The list goes on and on, but once I started taking it more seriously as one might expect I started noticing some surprising changes with myself. I started valuing quiet time in my head more. I started realizing how important investing the time with my mat was for myself because it could be for no one but me. I also was surprised by how much of what I heard from my yoga teachers were echoed in a writing workshop I attended, conversations about mental health, and sentiments in my creative community. They all linked together, and I wanted to share some of these things that seemed to bridge the gap.
One of my favorite instructors talks a lot about letting go of mind chatter, and giving the monkey brain something to focus on like your breathing, letting the to do lists sit off to the side until after your practice is finished for the day. Focusing on what I am doing in one moment has always been hard for me. Writing helps to focus me, and finding ways to clear distractions and focus my mind has been absolutely paramount in me making progress towards my major writing goals and I have had more than a few conversations about how to limit distractions during writing sessions. Turning off my wi fi, finding the right music, closing my door, it all goes in to me finding ways to let the brain chatter go and focus, and my yoga practice very often helps provide me with tools to do so. My writing also gives me a place for my monkey brain to focus if it needs a rubix cube problem to play with.

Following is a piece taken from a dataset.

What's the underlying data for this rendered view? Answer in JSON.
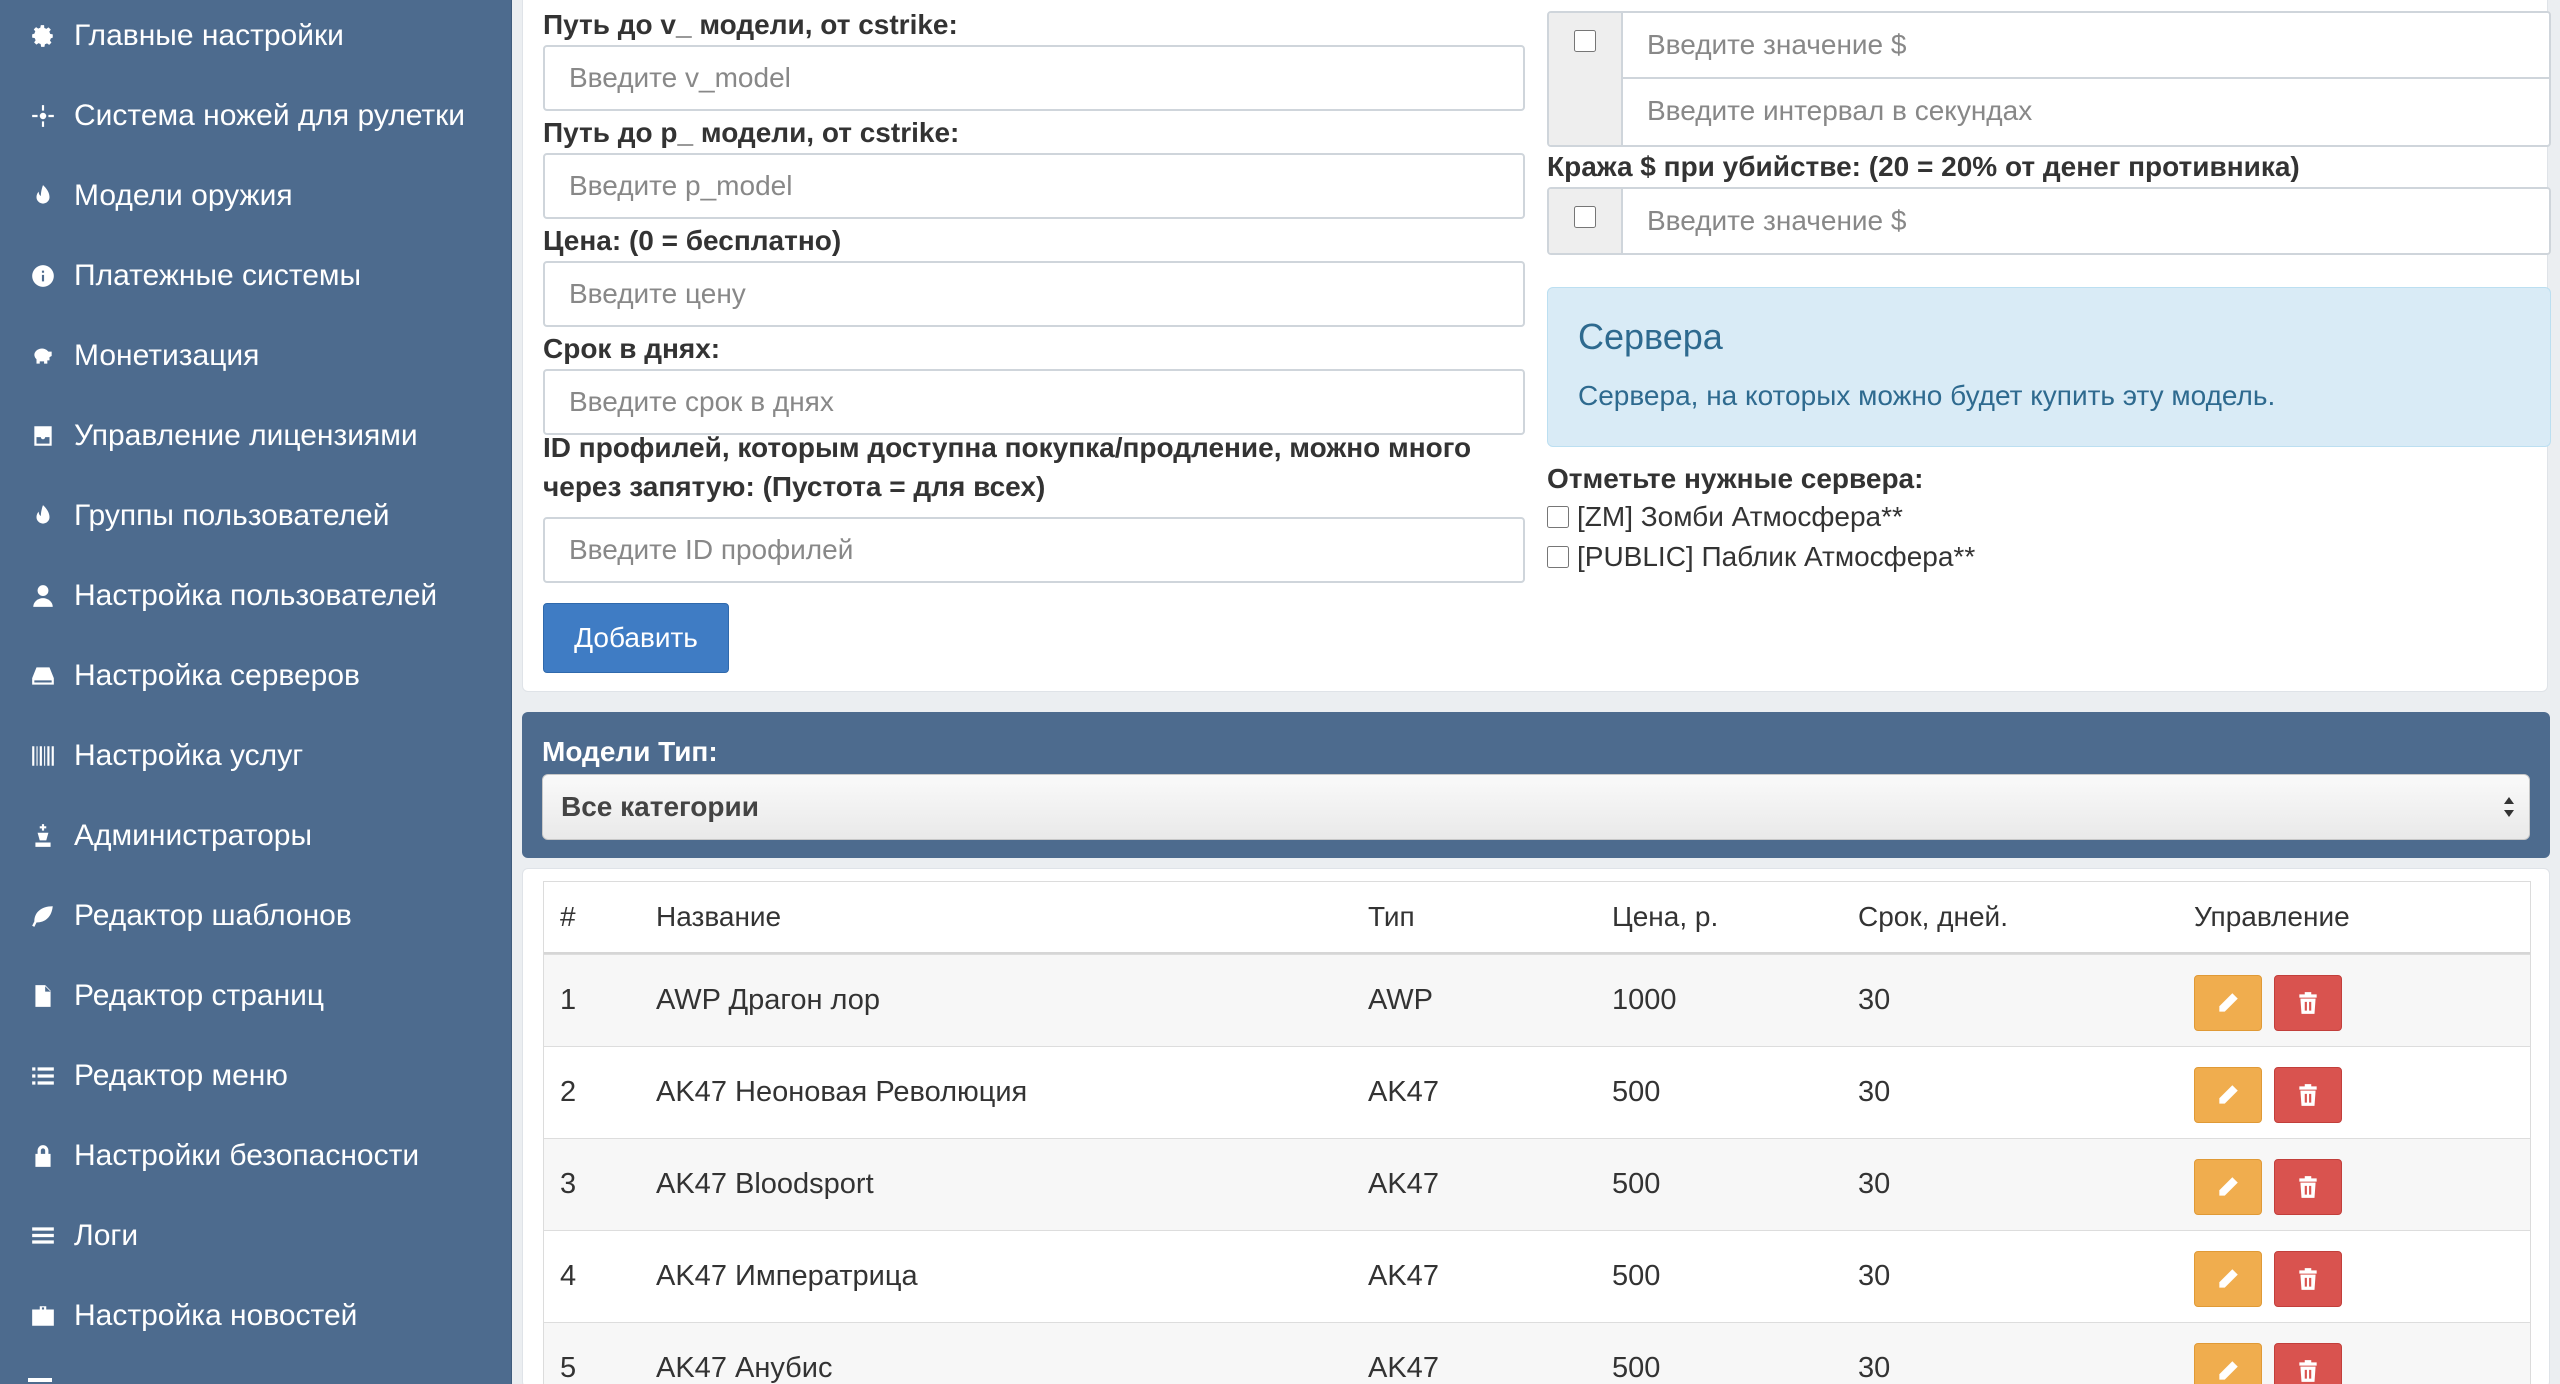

I almost burst out laughing the first time I heard this come from my 30 Days of Yoga video. This sentiment has been said over and over and over by my creative community for a variety of reasons. In yoga, staying curious speaks to the idea of seeing where your body
and mind can go today that it couldn’t yesterday; to checking out the balance pose that you were eyeing, seeing if you can hold that pose a little longer, see if you can let the mind chatter go a little bit more completely. It speaks to looking in to the crevices of your practice and seeing where you can expand and learn. As a creator, staying curious keeps you moving, keeps you interested, always looking for something new and as a writer it keeps you in a constant and honest dialogue with your characters. Would they go there? Would they fight for that? What if the dragon came up from behind them instead of in front?
Find What Feels Good/Sensation not Destination
I can’t tell you how many times I have heard these two phrases repeated like a mantra in my classes. They seemed kind of silly the first time I heard them because I am frankly very cynical and used to be far more so but the more I heard it the more I thought why I thought it was so silly. In yoga it is very literal. Don’t push your body in to a pose that it isn’t ready for yet, and enjoy the feeling of being where you are. I have spent a lot of time looking forward and trying to figure out how to get to the next step, to the point of tripping over the one that I’m standing on. Over the last year I have worked to let go of my conception of what I “should” be doing or where I “should” be and have focused far more on whether I am happy with what I am doing right now. I focused on the sensation not the destination. I did laugh when I realized that one. I am also a big proponent of do what you love. Find what feels good.
I was an athlete for roughly thirteen years and I’m still surprised at the correlations I find between physical practice and my creative and mental health endeavors. Have you found any correlations, things that cross those boundaries in our own life? Do you think that I’m totally off my rocker? What’s your experience with having the cross-life inspiration?